I am a second time home buyer but on a limited and strict budget. I need to find a home that offers maximum space inside and out for my dollars. What advice do you have for me as I start looking for an opportunity in the foreclosures market in my county?
Be aware that distressed price foreclosures with potential are snapped up very fast indeed. So our advice is to get your financing prequalified before you identify possible foreclosure deals. Know exactly how much will be available, not only for the bid price on the possible property, but also for the one off costs that you may be faced with before you can live in the home. How long the property has been unoccupied, or under the threat of foreclosure, is important to know as this most likely will mean higher costs of essential repairs. Note that if you intend to bid on property subject to a published Notice of Sale, you must have cash or a cashier’s cheque ready.
When does the foreclosure process legally commence?
The process of foreclosure commences when the Notice of Default is a matter of public record. The lender will have given a period of notice to the property owner of his intent prior to filing. Most commonly mortgage payments will have fallen 2 to 3 months in arrears. Note that the NOD must be recorded in the county in which the property in question is to be found.
In Real Estate foreclosures what is a short sale?
The property is in the foreclosure process (a Notice of default has been published) but the property owner still owns the real estate in question. The lender or lenders agree to accept that the property will sell for less that the total of the loan(s). Note that the lender(s) can require the buyer to make up the shortfall.
I am considering looking at foreclosure property to ensure that this time out I get a bargain! If possible I would like to do this without paying Real Estate commissions. Can you help me be better informed about the buying process?
Take all the pain out of the first step, identifying suitable properties. Use the fast easy to drive tools now available on the Web to search the database of listings in the county or city of choice (best choose one you know well enough). Take advantage of free trial periods offered by the listings sites to test out the ease of use, range and freshness of property on offer. Remember that good deals go fast.
Once you have identified a small number of foreclosure homes, get the full sales values of other property in the neighbourhood – use the web listings again!
Then there is a bit of legwork to be done, this can be a challenging process when time may be against you. Here are some of the steps you need to take. Inspect the property thoroughly to assess or engage expertise to assess, the cost of essential repairs. Conduct a title search to verify ownership, research existence of all liens, identify any potential problems. Get the minimum bid price from the trustee for the impending sale.Check out with him if there is a redemption period for the previous owner(s).

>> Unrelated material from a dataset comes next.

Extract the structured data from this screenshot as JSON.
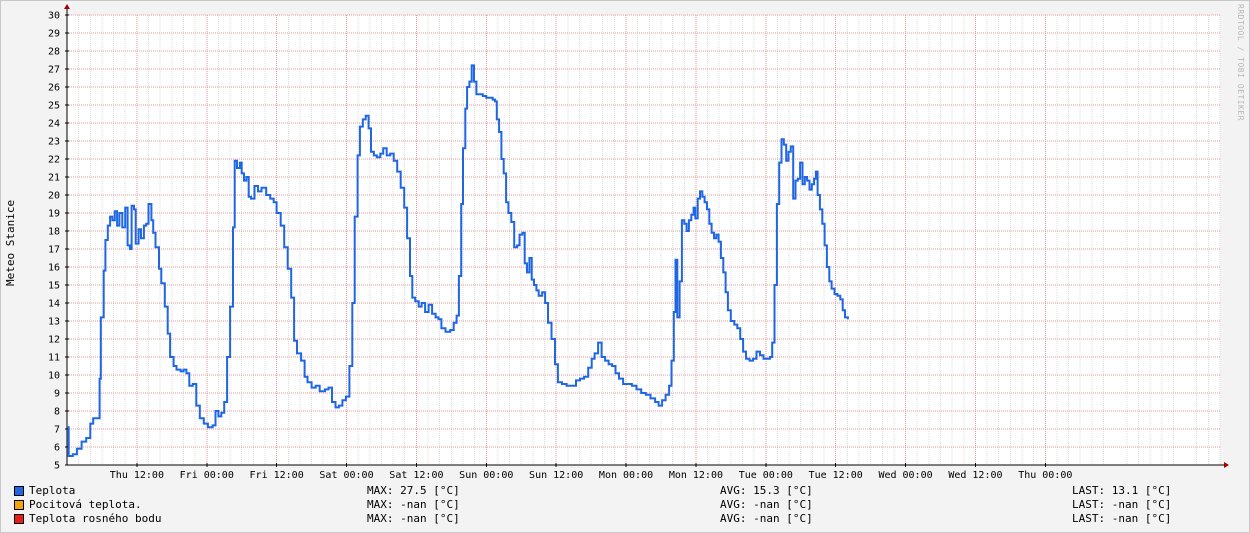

Is there a difference between REO and bank foreclosures?
A bank foreclosure is also known as a Bank Repo and a REO, or Real Estate owned by the lender, in this case the bank. REO is the description of any real estate reverting back to the lender following an unsuccessful trustee sale or foreclosure auction.

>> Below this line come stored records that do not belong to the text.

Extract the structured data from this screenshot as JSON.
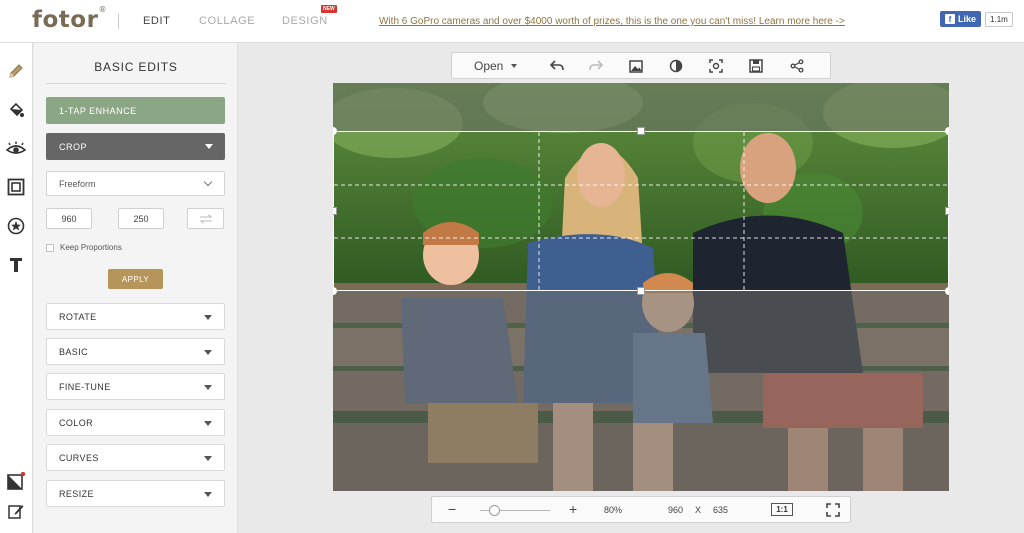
{
  "brand": {
    "logo": "fotor",
    "reg": "®"
  },
  "nav": {
    "edit": "EDIT",
    "collage": "COLLAGE",
    "design": "DESIGN",
    "new_badge": "NEW"
  },
  "promo": "With 6 GoPro cameras and over $4000 worth of prizes, this is the one you can't miss! Learn more here ->",
  "facebook": {
    "like": "Like",
    "count": "1.1m"
  },
  "panel": {
    "title": "BASIC EDITS",
    "enhance": "1-TAP ENHANCE",
    "crop": "CROP",
    "crop_mode": "Freeform",
    "width": "960",
    "height": "250",
    "times": "×",
    "keep_proportions": "Keep Proportions",
    "apply": "APPLY",
    "sections": [
      "ROTATE",
      "BASIC",
      "FINE-TUNE",
      "COLOR",
      "CURVES",
      "RESIZE"
    ]
  },
  "toolbar": {
    "open": "Open",
    "icons": [
      "undo-icon",
      "redo-icon",
      "image-icon",
      "contrast-icon",
      "focus-icon",
      "save-icon",
      "share-icon"
    ]
  },
  "zoom": {
    "minus": "−",
    "plus": "+",
    "percent": "80%",
    "width": "960",
    "x": "X",
    "height": "635",
    "ratio": "1:1"
  },
  "colors": {
    "enhance": "#8aa685",
    "crop": "#666666",
    "apply": "#b6955a",
    "brand": "#7a6a55",
    "promo": "#8f7541"
  },
  "rail_icons": [
    "pencil-icon",
    "paint-bucket-icon",
    "eye-icon",
    "frame-icon",
    "sticker-icon",
    "text-icon",
    "crop-corner-icon",
    "edit-note-icon"
  ]
}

Give me some examples of the extra costs I must consider when estimating the ROI of a possible foreclosure property purchase.
Property sold as a foreclosure sale is sold “as is” and that may mean the cost of an eviction as well as repairs and some renovation. If REO ( owned by bank), the bank may do some repairs after handling any eviction necessary. Were you able to inspect the property thoroughly inside and out? Did you note whether any of the usual range of appliances were in place and included in the deal? Remember to cost in the interest on borrowed funds while you wait for repairs to be completed, lost rents, all those costs associated with time delays.